$9 general public
$7 senior citizens (65 and older), Ohio State faculty and staff (with BuckID)
All visitors are admitted to the exhibition for free on Thursdays after 4 PM and on the first Sunday of each month. The exhibition is closed on Mondays.
Please note: due to university guidelines on the COVID-19 pandemic, timed ticketing will be used to restrict capacity in our galleries and face coverings will be required in all areas of the center. We strongly recommend you purchase tickets online in advance of your visit and limit the items you bring with you. Tickets are also available by calling (614) 292-3535.
You will be asked to check backpacks, large purses and other large bags, and umbrellas before entering the galleries. Click here for full list of policies, including items prohibited in the galleries; click here for more about the center’s COVID-19 protocols.
Wexner Center members always enjoy free gallery admission.
Visual artist LaToya Ruby Frazier turns her camera toward Lordstown, Ohio, and the workers of its General Motors plant in The Last Cruze, a deeply personal investigation of labor, class, community, and family.

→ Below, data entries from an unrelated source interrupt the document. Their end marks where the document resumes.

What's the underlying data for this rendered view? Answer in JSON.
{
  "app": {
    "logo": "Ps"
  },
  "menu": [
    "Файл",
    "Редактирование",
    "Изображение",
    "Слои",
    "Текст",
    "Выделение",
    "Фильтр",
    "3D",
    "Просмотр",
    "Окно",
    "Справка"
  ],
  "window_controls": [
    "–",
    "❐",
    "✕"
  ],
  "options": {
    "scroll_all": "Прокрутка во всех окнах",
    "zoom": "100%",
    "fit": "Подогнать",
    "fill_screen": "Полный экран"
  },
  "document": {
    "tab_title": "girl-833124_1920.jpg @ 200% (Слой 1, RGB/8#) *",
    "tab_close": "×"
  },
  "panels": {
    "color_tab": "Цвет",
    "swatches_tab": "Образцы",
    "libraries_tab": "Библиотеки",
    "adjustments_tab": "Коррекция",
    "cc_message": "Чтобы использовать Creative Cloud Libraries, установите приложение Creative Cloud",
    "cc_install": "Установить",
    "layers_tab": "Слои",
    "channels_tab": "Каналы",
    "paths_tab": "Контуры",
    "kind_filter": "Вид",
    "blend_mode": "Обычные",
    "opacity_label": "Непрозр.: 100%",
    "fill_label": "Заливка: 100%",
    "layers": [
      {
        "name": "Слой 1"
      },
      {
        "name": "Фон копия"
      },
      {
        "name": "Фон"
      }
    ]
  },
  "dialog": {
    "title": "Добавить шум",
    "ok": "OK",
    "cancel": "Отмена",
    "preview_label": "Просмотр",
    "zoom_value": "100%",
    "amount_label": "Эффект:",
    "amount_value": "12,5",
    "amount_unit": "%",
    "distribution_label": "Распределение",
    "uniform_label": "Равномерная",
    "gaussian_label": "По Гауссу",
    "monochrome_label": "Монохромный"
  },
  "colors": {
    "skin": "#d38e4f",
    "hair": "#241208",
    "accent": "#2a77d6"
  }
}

After more than 50 years of automobile production and a commitment to manufacture the Chevrolet Cruze until 2021, the facility was officially unallocated by GM and stopped production in March 2019.
Employees in Lordstown have been faced with the difficult decision to transfer to plants in other parts of the country. For many, this means dividing their family or leaving their support networks. As the plant went quiet and the workers’ lives were rerouted or put on hold, the UAW International Union began negotiating their contract with General Motors. During this period of profound uncertainty, Frazier was in Lordstown with the members of UAW Local 1112 and their families, collaborating with them to record their stories.
Presented for the first time in Ohio, The Last Cruze features over 60 photographs and other audiovisual elements—as well as the last automobile from the GM Lordstown Complex itself—in an installation that visually echoes the plant’s floating assembly line. With this latest body of work, Frazier introduces a major new chapter in her ongoing accounts of working-class lives across a wide variety of geographic settings—from her hometown of Braddock, Pennsylvania, to Flint, Michigan, to the Borinage mining region of Belgium.
The developments in Lordstown (located only 150 miles from the Wex) have brought widespread attention to the small Rust Belt community, which has emerged as a political flashpoint and is considered symptomatic of shifting economic trends. Timely and nuanced, The Last Cruze creates a platform for the workers and families directly affected by the plant’s change in status, amplifying their voices as they articulate their own relationships to an urgent subject that connects local, national, and global concerns.
Installation view of LaToya Ruby Frazier: The Last Cruze at the Wexner Center for the Arts
LaToya Ruby Frazier: The Last Cruze was organized by The Renaissance Society at the University of Chicago and curated by Karsten Lund and Solveig Øvstebø. It is supported by Mirja and Ted Haffner, The Hartfield Foundation, the David C. & Sarajean Ruttenberg Arts Foundation, Barbara Bluhm-Kaul and Don Kaul, and Mary Frances Budig and John Hass. The Wexner Center’s presentation is coordinated by Senior Curator of Exhibitions Michael Goodson and Chief Operating Officer Megan Cavanaugh.
SUPPORT FOR THE WEXNER CENTER
Greater Columbus Arts Council
Ohio Arts Council
American Electric Power Foundation
The Columbus Foundation
Institute of Museum and Library Services
ADDITIONAL SUPPORT PROVIDED BY
Jeni’s Splendid Ice Creams
Cardinal Health Foundation
ADDITIONAL EXHIBITION SUPPORT
LaToya Ruby Frazier: The Last Cruze